Friday, August 17, 2012

Two Shallow Quakes Hit Mammoth Mountain

Mammoth Mountain in California (located between Yosemite National Park, and Long Valley Caldera/Inyo Craters) is more commonly known locally as a ski/snowboarding resort, but few people actually realize it is a dormant, and potentially active volcano. Two shallow earthquakes, both less than 2km in depth, occurred near the summit of the restive giant. However, this does not indicate any impending eruption, although the quakes are likely tied to volcanic activity.


Map from USGS/CALVO detailing the locations of the most recent quakes at Mammoth.


Mammoth Mountain has not erupted in historical time. The last eruption was approximately 700 years ago, and occurred on the North side fo the mountain from vents that issued lava flows. The only other recorded activity since then, was a minor dike intrusion in 1989 that caused CO2 gas to be released at the SE foot of the mountain, killing a forest worker, and tree kill is apparent in the area to this day. The fact that the tress have not recovered, and CO2 gas is still present has prompted warning signs to be posted int he area since the incident, and the area remains off limits to people.

 Typically, there are a few quakes in the region yearly, but most of them are not near the summit as these two were, so it begs the question, is Mammoth Mountain slowly gearing up for a show?

An eruption at Mammoth Mountain might bode poorly for residents of California.
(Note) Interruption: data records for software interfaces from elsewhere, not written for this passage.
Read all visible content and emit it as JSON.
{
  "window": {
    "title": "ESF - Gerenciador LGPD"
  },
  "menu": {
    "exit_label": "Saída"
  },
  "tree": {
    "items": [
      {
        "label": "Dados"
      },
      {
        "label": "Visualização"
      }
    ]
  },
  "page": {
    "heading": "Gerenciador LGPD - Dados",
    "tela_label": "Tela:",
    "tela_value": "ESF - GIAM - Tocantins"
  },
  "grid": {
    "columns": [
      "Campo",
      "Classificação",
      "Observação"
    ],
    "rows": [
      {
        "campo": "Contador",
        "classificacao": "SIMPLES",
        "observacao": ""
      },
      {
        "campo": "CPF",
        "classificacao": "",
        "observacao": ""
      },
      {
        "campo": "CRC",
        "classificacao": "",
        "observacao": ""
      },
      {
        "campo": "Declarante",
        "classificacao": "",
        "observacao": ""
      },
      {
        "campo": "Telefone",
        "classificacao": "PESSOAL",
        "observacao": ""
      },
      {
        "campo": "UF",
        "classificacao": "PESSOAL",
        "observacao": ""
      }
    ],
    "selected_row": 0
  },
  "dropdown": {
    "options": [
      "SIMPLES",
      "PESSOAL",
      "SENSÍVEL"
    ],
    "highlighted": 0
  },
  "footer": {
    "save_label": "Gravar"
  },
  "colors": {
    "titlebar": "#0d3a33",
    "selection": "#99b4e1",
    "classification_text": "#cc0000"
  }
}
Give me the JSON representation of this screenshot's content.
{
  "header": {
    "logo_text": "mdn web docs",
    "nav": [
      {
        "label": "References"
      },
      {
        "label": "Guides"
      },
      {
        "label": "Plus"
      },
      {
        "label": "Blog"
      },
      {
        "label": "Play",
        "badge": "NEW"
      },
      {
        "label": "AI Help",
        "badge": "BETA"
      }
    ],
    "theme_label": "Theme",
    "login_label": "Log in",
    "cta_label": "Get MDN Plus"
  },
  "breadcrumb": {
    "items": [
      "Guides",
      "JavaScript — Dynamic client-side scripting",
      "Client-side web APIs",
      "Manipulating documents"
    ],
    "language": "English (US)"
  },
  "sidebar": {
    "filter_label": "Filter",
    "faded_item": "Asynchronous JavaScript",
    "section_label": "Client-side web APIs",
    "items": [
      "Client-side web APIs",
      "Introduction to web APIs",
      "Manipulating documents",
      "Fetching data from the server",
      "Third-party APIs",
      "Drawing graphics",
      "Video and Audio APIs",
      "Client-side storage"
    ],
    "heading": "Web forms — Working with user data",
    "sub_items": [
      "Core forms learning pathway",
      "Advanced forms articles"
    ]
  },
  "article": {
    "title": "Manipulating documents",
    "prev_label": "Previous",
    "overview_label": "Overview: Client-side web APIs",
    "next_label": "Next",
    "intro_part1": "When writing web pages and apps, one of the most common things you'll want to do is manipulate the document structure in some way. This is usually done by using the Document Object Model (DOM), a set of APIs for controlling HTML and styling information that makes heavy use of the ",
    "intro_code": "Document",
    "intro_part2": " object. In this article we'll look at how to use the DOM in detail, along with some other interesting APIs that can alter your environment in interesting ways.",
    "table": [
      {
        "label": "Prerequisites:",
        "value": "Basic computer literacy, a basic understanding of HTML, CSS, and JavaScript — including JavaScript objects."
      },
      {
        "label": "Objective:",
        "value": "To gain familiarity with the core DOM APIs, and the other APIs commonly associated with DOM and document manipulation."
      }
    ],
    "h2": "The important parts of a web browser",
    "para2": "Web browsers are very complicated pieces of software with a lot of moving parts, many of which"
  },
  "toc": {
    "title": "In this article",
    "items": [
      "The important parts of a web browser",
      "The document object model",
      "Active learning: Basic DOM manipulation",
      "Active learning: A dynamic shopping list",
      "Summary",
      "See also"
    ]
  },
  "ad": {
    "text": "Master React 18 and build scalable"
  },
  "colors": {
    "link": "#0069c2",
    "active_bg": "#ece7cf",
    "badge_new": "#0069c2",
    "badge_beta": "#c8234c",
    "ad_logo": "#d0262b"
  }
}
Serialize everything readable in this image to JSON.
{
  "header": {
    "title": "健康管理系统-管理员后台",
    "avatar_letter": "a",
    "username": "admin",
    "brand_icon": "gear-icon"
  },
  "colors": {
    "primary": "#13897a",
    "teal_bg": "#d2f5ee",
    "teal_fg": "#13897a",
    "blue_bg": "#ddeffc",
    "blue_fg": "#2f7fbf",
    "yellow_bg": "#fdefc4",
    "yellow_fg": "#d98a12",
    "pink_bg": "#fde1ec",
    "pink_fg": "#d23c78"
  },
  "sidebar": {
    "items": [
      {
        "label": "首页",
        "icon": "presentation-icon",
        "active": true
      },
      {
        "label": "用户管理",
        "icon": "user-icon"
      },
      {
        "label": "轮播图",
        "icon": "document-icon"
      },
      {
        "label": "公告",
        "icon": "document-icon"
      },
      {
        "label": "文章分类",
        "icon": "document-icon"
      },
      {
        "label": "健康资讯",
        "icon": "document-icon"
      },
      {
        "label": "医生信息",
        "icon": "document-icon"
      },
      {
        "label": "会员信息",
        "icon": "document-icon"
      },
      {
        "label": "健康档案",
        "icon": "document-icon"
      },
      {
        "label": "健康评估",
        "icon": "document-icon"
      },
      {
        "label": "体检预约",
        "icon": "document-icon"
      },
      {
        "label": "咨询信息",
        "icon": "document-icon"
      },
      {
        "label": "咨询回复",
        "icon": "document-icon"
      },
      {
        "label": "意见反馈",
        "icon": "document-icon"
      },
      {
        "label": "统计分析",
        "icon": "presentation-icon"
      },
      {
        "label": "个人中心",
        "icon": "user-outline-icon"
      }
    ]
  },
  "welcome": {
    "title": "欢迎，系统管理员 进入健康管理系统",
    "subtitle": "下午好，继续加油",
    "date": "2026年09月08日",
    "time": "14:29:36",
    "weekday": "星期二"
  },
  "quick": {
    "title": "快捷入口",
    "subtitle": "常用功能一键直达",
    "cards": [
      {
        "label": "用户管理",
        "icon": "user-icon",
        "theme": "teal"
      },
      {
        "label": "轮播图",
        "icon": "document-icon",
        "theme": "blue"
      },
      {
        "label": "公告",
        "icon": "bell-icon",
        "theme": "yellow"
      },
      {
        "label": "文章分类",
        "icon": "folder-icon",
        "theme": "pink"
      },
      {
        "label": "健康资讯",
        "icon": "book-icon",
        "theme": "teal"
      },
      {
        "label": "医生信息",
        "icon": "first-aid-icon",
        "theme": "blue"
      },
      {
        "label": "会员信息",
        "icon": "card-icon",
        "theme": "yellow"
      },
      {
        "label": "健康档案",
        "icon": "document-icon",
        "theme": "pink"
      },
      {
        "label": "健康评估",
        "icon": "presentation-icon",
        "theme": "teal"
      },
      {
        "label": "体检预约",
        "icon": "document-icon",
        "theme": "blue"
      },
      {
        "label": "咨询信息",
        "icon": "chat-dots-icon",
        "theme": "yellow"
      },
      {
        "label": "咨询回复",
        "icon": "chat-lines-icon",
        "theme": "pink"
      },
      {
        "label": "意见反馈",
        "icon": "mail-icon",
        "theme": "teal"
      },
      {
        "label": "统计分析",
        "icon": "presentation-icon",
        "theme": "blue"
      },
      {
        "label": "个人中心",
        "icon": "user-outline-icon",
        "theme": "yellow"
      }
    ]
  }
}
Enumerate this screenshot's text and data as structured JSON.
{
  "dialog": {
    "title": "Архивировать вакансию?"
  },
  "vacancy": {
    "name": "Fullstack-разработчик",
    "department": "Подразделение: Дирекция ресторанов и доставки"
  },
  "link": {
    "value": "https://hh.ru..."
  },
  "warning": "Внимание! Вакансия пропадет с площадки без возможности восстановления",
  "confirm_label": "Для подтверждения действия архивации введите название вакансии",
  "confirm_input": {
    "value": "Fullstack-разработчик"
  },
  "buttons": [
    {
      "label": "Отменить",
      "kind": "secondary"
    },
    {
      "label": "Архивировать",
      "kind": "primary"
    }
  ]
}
Mammoth is a popular tourist attraction for skiers and snowboarders, is next to Yosemite National Park, and some evidence suggests a correlation between activity at Mammoth, and Long Valley Caldera (although Mammoth, even though it is situated on the NW rim of the Long Valley Caldera, is a chemically distinct magmatic system from Long Valley). An eruption today would likely be either phreatic (maar forming when ground water flashes to steam once it hits hot rock/magma), or an explosive cone forming eruption, much like its cinder cones to the south. However, Mammoth is a diverse volcano, having created lava domes, maars, and cinder cones, so any future activity could take many forms, however none are particularly life threatening if people are evacuated in advance of new activity.

The are has experienced a heightened level of seismicity (which includes Long Valley Caldera) since the mid-1970's. Causes of these quakes range from volcanic activity, to crustal adjustments (much like the recent quakes at Mauna Kea in Hawaii), or tectonic stress. In this case it is likely both a combination of crustal adjustment from the 1989 magma dike intrusion, and/or further injection of magma into the system are occurring. Magma dike intrusion does not always (and actually, not often at all) result in an eruption from a volcano. 90% of the time, the magma dike will cool slowly below ground, never breaching a seam or crack that would allow the lava to quickly decompress and erupt. So if this was actually dike intrusion, we might see more gas released like the 1989 event, or nothing at all.

CALVO is monitoring all volcanic systems in California and Nevada now, and have received new funding for furhter installation of scientific instruments on the most concerning volcanoes, including Mammoth Mountain. The project is not done yet, and monitoring on several of these volcanoes is done currently through the existing network. In the future, CALVO plans to install more detailed monitoring equipment that will measure gases, fumerole temperatures, harmonic tremor, and other factors that are currently unavailable for some volcanoes. 

No comments:

Post a Comment

Comments are moderated. See the comment policy for details.